I’ve been disappointed not to see more client-facing systems in the legal market. I recently wrote an article suggesting potential explanations.
It elicited little feedback so I am posting a short summary here. Any confirmation or rejection of the theories I propose is welcome.
Two recent surveys found that few firms use technology to achieve substantial client impact. In May 2012, I surveyed large firms to update a list of client-facing systems that I compiled six years ago. I was surprised by how few new online services I found. In November 2012, the FT issued its US Innovative Lawyers 2012 report, based on survey research and interviews. Legal tech barely features in it.
THE POTENTIAL EXPLANATIONS
- Firms lack interest
- The CIO has no time
- Individual partner and institutional firm interests diverge
- Lawyers are too risk averse
- Firms lack investment capital
- Firm management has no time
- Law and legal advice are too complex
- Clients lack interest
WHAT THE FUTURE MAY HOLD
- Alternatives to BigLaw gain share, in part with client-facing technology
- Some large law Firms Innovate to build systems, they gain share
- Clients act on their own to build systems
- No change

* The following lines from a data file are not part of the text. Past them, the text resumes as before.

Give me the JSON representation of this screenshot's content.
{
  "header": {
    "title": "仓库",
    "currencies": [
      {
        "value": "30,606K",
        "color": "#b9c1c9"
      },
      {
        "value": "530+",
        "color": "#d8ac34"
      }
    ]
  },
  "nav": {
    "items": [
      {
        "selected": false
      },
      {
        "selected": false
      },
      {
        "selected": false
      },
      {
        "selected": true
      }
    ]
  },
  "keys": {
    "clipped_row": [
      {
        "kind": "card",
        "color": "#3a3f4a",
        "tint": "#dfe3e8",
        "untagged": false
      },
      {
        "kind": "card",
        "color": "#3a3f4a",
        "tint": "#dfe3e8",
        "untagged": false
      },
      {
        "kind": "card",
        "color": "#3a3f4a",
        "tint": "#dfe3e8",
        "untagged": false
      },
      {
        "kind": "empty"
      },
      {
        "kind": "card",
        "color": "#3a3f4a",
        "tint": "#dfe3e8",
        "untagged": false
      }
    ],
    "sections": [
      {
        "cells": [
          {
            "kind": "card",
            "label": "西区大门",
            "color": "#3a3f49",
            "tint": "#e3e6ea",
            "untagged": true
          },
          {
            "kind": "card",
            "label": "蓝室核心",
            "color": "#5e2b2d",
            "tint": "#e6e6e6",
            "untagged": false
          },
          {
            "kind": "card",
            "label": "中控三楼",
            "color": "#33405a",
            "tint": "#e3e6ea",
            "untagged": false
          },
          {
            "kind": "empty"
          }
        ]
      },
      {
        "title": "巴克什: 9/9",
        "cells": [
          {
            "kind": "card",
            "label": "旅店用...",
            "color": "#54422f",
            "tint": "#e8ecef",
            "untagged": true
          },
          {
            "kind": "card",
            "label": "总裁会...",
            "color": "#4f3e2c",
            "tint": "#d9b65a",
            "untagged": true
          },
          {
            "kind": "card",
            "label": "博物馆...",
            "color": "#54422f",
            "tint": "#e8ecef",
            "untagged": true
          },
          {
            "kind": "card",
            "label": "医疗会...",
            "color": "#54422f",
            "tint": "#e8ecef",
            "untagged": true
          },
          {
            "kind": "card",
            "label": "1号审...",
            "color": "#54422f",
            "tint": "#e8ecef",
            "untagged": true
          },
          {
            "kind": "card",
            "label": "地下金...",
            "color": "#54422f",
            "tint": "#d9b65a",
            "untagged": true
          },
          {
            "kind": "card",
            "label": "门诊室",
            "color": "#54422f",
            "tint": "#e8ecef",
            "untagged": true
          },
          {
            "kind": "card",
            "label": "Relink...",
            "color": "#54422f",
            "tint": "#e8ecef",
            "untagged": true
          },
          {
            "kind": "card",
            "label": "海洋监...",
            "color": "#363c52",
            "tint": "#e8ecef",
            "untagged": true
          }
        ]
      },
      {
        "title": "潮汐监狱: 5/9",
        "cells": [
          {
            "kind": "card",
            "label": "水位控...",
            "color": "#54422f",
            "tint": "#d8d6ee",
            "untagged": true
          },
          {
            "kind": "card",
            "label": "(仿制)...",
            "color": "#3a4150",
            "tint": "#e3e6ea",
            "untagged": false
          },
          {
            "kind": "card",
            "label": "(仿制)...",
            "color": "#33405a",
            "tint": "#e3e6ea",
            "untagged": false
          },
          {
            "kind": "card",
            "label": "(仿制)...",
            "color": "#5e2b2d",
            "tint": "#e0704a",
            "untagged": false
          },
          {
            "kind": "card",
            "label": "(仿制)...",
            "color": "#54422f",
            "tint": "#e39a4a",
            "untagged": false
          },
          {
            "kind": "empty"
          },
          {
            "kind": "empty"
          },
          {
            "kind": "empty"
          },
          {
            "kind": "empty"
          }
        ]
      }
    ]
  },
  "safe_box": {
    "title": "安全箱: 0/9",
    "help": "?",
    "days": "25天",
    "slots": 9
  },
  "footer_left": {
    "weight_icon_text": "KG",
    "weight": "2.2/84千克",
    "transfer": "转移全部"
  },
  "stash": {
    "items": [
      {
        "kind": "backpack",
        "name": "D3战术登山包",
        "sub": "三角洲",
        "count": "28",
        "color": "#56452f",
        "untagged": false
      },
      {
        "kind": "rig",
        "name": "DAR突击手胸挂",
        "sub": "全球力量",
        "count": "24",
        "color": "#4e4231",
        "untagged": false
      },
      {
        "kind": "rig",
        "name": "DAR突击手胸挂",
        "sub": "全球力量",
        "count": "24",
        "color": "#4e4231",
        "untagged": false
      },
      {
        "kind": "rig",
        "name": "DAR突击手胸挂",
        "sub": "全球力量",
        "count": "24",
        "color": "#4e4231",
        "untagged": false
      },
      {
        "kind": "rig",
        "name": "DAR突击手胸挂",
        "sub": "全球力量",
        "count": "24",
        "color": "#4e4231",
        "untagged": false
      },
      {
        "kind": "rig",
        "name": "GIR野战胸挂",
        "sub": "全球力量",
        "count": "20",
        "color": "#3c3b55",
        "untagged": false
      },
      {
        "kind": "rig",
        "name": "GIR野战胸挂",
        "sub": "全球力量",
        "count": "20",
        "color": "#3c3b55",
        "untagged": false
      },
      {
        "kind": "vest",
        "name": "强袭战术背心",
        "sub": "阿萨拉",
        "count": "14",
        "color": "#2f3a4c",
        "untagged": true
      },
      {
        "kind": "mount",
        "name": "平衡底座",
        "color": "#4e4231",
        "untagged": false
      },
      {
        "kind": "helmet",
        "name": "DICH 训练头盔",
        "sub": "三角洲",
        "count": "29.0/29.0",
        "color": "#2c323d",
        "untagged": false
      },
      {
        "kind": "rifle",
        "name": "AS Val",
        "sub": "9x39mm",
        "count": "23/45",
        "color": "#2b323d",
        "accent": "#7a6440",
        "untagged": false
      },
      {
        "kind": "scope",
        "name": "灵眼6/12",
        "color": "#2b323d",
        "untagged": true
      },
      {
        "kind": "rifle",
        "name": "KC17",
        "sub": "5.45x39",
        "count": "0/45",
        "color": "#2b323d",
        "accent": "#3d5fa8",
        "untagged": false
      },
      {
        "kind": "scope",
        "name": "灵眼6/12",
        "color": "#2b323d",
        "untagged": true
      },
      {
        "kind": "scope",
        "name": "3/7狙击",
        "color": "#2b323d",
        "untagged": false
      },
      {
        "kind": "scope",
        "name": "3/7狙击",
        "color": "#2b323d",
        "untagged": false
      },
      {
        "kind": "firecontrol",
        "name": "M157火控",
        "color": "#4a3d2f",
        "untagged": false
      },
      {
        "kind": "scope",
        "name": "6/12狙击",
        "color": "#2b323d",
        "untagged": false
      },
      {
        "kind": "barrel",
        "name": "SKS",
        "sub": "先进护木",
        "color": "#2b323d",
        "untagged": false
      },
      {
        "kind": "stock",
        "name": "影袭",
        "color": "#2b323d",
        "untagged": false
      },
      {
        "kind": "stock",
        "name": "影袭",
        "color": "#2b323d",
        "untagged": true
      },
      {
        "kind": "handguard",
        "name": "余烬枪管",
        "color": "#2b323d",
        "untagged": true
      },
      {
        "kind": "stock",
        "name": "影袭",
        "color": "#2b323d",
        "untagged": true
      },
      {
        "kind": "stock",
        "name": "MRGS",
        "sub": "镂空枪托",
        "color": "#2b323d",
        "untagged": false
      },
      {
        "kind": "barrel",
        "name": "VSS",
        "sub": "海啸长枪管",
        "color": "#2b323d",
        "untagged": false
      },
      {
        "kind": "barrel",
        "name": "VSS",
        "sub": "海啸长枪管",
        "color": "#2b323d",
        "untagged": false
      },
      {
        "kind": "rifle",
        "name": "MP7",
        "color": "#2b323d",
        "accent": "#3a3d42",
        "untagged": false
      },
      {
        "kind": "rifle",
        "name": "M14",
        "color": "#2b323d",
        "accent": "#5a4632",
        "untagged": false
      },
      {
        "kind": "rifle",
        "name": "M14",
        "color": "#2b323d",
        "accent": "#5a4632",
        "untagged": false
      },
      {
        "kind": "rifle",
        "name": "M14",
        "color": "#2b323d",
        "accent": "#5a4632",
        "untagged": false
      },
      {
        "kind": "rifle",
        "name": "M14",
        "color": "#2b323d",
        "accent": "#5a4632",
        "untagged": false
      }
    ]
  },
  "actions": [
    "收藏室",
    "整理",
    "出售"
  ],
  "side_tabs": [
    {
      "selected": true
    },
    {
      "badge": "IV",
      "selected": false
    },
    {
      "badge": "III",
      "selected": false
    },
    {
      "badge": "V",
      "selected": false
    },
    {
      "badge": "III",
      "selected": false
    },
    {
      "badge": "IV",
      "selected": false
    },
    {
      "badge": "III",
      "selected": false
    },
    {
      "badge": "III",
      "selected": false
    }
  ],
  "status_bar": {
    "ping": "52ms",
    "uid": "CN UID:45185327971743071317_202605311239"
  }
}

Is your factual assessment different? Or do you have other theories, or predictions? You can e-mail here: info at prismlegal dot com.